Phil Kenmore examines the challenges facing NHS non-executive directors in driving better organisational outcomes, achieving change and holding executives to account
Being a non-executive director in the NHS is not an easy job. But who would want to do it if it were? The challenge, the complexity and the sense of public value all make these roles worthwhile.But as most NEDs know, the time when people aspired to the role because they wanted to give something back - and thought this meant turning up to a few board meetings and walking the wards occasionally - are long gone.
These roles have fundamentally changed with the advent of foundation trusts. In these organisations, NEDs are there to hold executive teams to account and to drive performance, not to represent the community, which has become the role of the members and governors.
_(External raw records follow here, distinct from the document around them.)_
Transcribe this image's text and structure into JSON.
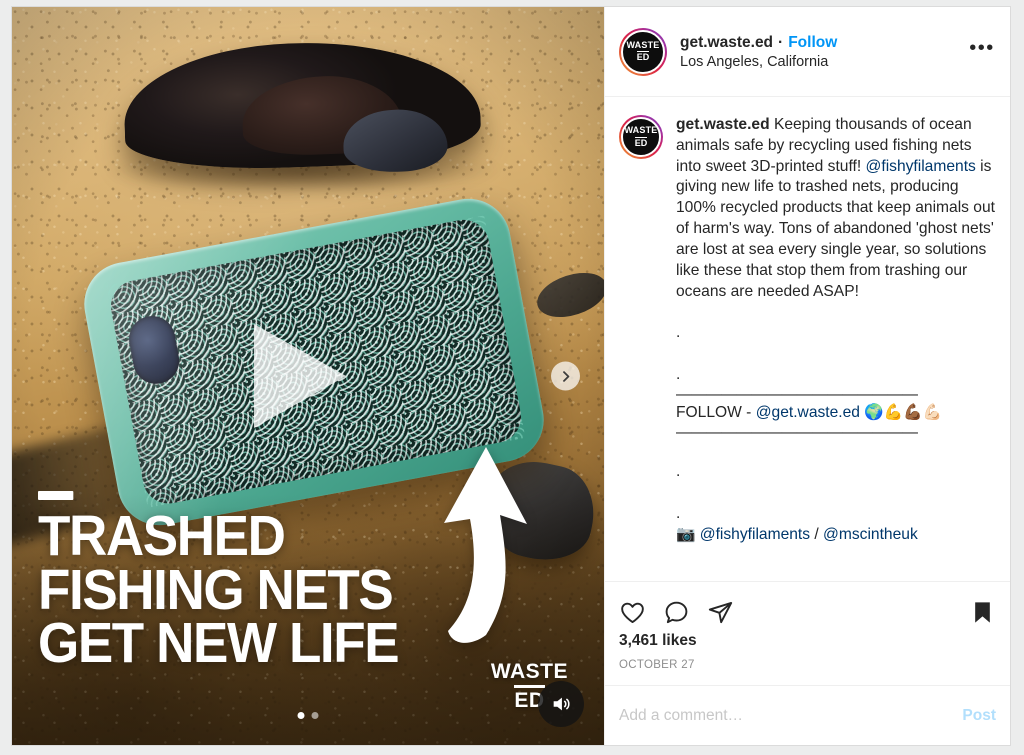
{
  "post": {
    "header": {
      "avatar": {
        "line1": "WASTE",
        "line2": "ED"
      },
      "username": "get.waste.ed",
      "separator": "·",
      "follow_label": "Follow",
      "location": "Los Angeles, California",
      "more_label": "•••"
    },
    "media": {
      "headline_line1": "TRASHED",
      "headline_line2": "FISHING NETS",
      "headline_line3": "GET NEW LIFE",
      "watermark_line1": "WASTE",
      "watermark_line2": "ED",
      "carousel": {
        "total": 2,
        "active_index": 0
      },
      "play_button_label": "Play",
      "next_button_label": "Next",
      "audio_button_label": "Audio on"
    },
    "caption": {
      "username": "get.waste.ed",
      "text_part1": "Keeping thousands of ocean animals safe by recycling used fishing nets into sweet 3D-printed stuff! ",
      "mention1": "@fishyfilaments",
      "text_part2": " is giving new life to trashed nets, producing 100% recycled products that keep animals out of harm's way. Tons of abandoned 'ghost nets' are lost at sea every single year, so solutions like these that stop them from trashing our oceans are needed ASAP!",
      "dot": ".",
      "rule": "————————————————",
      "follow_prefix": "FOLLOW - ",
      "follow_handle": "@get.waste.ed",
      "follow_emoji": " 🌍💪💪🏾💪🏻",
      "credit_emoji": "📷 ",
      "credit_mention1": "@fishyfilaments",
      "credit_divider": " / ",
      "credit_mention2": "@mscintheuk"
    },
    "actions": {
      "like_label": "Like",
      "comment_label": "Comment",
      "share_label": "Share",
      "save_label": "Save",
      "likes_count": "3,461 likes",
      "timestamp": "OCTOBER 27"
    },
    "comment_bar": {
      "placeholder": "Add a comment…",
      "post_label": "Post"
    }
  },
  "colors": {
    "accent_blue": "#0095f6",
    "mention_blue": "#00376b",
    "post_blue_disabled": "#b2dffc",
    "text_primary": "#262626",
    "text_muted": "#8e8e8e",
    "border": "#efefef",
    "page_bg": "#eceded",
    "case_teal": "#63b9a2"
  }
}
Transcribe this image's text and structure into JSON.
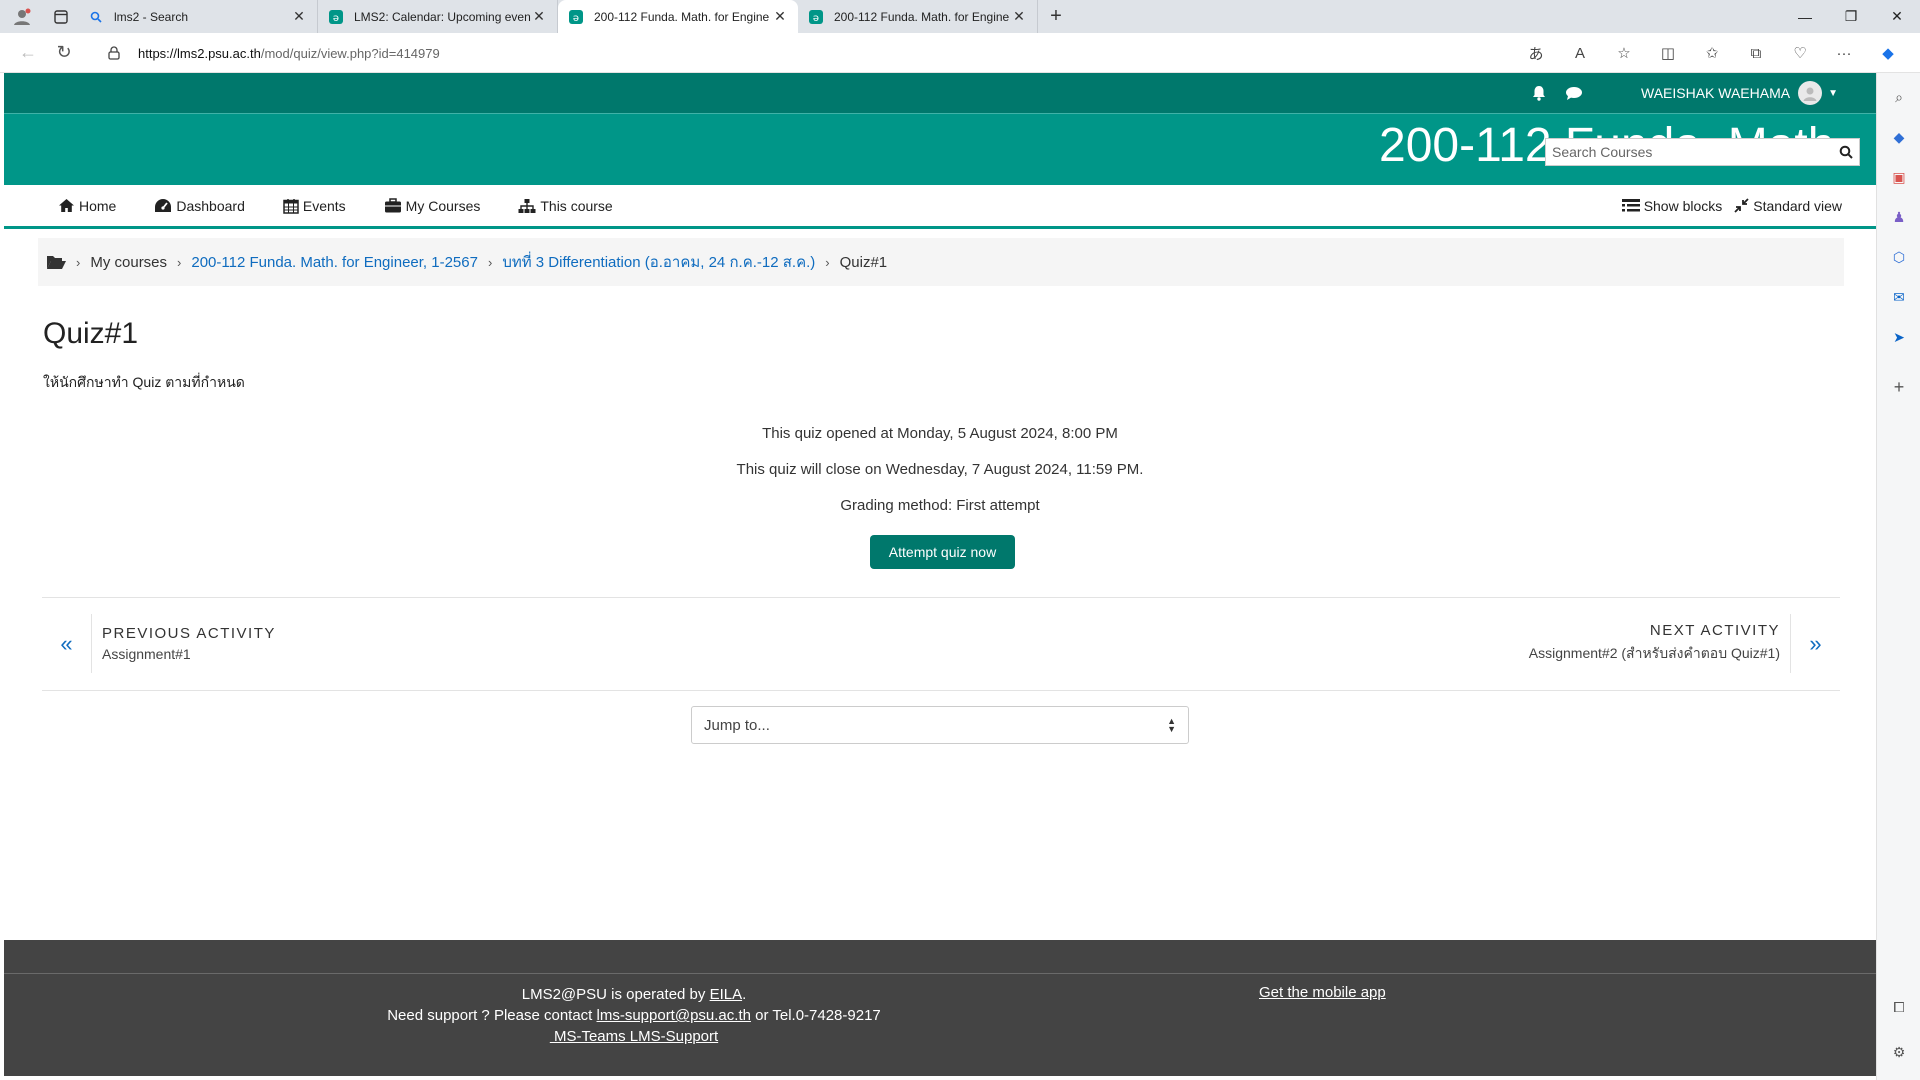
{
  "browser": {
    "tabs": [
      {
        "title": "lms2 - Search",
        "favicon": "search-icon"
      },
      {
        "title": "LMS2: Calendar: Upcoming even",
        "favicon": "moodle-icon"
      },
      {
        "title": "200-112 Funda. Math. for Engine",
        "favicon": "moodle-icon",
        "active": true
      },
      {
        "title": "200-112 Funda. Math. for Engine",
        "favicon": "moodle-icon"
      }
    ],
    "url_host": "https://lms2.psu.ac.th",
    "url_path": "/mod/quiz/view.php?id=414979"
  },
  "header": {
    "user_name": "WAEISHAK WAEHAMA",
    "banner_title": "200-112 Funda. Math",
    "search_placeholder": "Search Courses"
  },
  "mainnav": {
    "home": "Home",
    "dashboard": "Dashboard",
    "events": "Events",
    "my_courses": "My Courses",
    "this_course": "This course",
    "show_blocks": "Show blocks",
    "standard_view": "Standard view"
  },
  "breadcrumb": {
    "my_courses": "My courses",
    "course": "200-112 Funda. Math. for Engineer, 1-2567",
    "section": "บทที่ 3 Differentiation (อ.อาคม, 24 ก.ค.-12 ส.ค.)",
    "current": "Quiz#1"
  },
  "quiz": {
    "title": "Quiz#1",
    "description": "ให้นักศึกษาทำ Quiz ตามที่กำหนด",
    "opened": "This quiz opened at Monday, 5 August 2024, 8:00 PM",
    "closes": "This quiz will close on Wednesday, 7 August 2024, 11:59 PM.",
    "grading": "Grading method: First attempt",
    "attempt_button": "Attempt quiz now"
  },
  "activity_nav": {
    "prev_label": "PREVIOUS ACTIVITY",
    "prev_name": "Assignment#1",
    "next_label": "NEXT ACTIVITY",
    "next_name": "Assignment#2 (สำหรับส่งคำตอบ Quiz#1)",
    "jump_to": "Jump to..."
  },
  "footer": {
    "operated_prefix": "LMS2@PSU is operated by ",
    "operator": "EILA",
    "operated_suffix": ".",
    "support_prefix": "Need support ? Please contact ",
    "support_email": "lms-support@psu.ac.th",
    "support_suffix": " or Tel.0-7428-9217",
    "teams": " MS-Teams LMS-Support",
    "mobile_app": "Get the mobile app"
  },
  "colors": {
    "topbar": "#00786c",
    "banner": "#009688",
    "link": "#0f6cbf",
    "footer": "#444444"
  }
}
This is probably just as true now in primary care trusts, strategic health authorities and other non-FTs. Although there is still a strong element representing the community, the NED role has shifted as public engagement becomes more sophisticated and the need to drive organisational change and performance has increased.
Many non-execs in the NHS have some private sector non-executive experience, but can still struggle in the NHS context because it requires different influencing skills. The organisational politics are highly complex and the strategic context is largely set by central government policies beyond the control of the board.Driving change, ensuring organisational performance and holding the executive team to account are therefore challenging tasks for the non-executives on the board.
A clear perspective
For most NEDs, the first step to doing this successfully is to understand what their role entails. To drive performance, NEDs must focus on organisational outcomes - not outputs.Processes are good proxy measures, but nothing is more important than the results the organisation produces. If NEDs have a clear view of what these should be, they have a good starting point to managing the performance of the organisation and their executive team.
To do this, NEDs (and the board as a whole) need a clear view of the organisation's strategy.A clear strategy allows NEDs to establish a clear policy for managing the performance of the executives. In other words, what sort of objectives should be set for the executives as a team and how will these drive the outcomes the organisation wants to achieve? What specific measures can be used to encourage the right behaviour to achieve these objectives and what targets can we set?
Once the objectives, measures and targets are in place, the mechanisms for reporting them to the board, and for rewarding the executive team, must be established.
These things are easier said than done in the NHS. Some targets are given - such as for MRSA, 18 weeks, and accident and emergency waiting times - others are seen as "must dos", such as financial balance (or surplus). But the problem now is that the NHS can achieve strong financial performance, but at the expense of quality.
Financial management is clearly an essential part of any business, but the NHS is a customer-driven environment and quality is the cornerstone of its perceived success or failure. NEDs must remember this when setting the framework within which executives are performance managed.
This becomes a significant challenge for those taking on NED roles, who must understand the business of the NHS, how it works, its organisational politics and the ethos of care that underlies everything it does.
Although some people would strongly disagree, it could be argued that the key to maintaining a clear approach to driving performance and holding executives to account is not to get too involved in the care ethos of the organisation. NEDs need to retain an objective perspective to lead the organisation effectively as a board.
Yes, it matters that Mrs Smith in ward X has had a poor experience or Mr Jones has not been able to access his GP, but it is not the NEDs' role to take up these issues. The NED must maintain a broader perspective of the needs of the public and what the organisation can do to achieve better outcomes across the breadth of its work.
It is the executive's role to ensure day-to-day performance meets the standards required and expected for individuals. This is something some NEDs lose sight of, and as a result they become too embroiled in operational detail, reducing their impartiality and their value as guardians of the required strategy for longer-term success.
So what should NEDs do to drive better organisational outcomes, achieve change and hold their executives to account? Here are some top tips:
- understand the business of the NHS in depth, its culture, politics and environment;
- do not get sucked too far into the moral/ethical purpose of the NHS at an individual level - maintain perspective;
- do whatever you can to build a strong NED team and board;
- be clear about the organisational outcomes that are most important;
- set clear objectives with specific measures for the executive team around these outcomes;
- review and act on these with single-minded intensity, do not get distracted by short-term operational or political issues.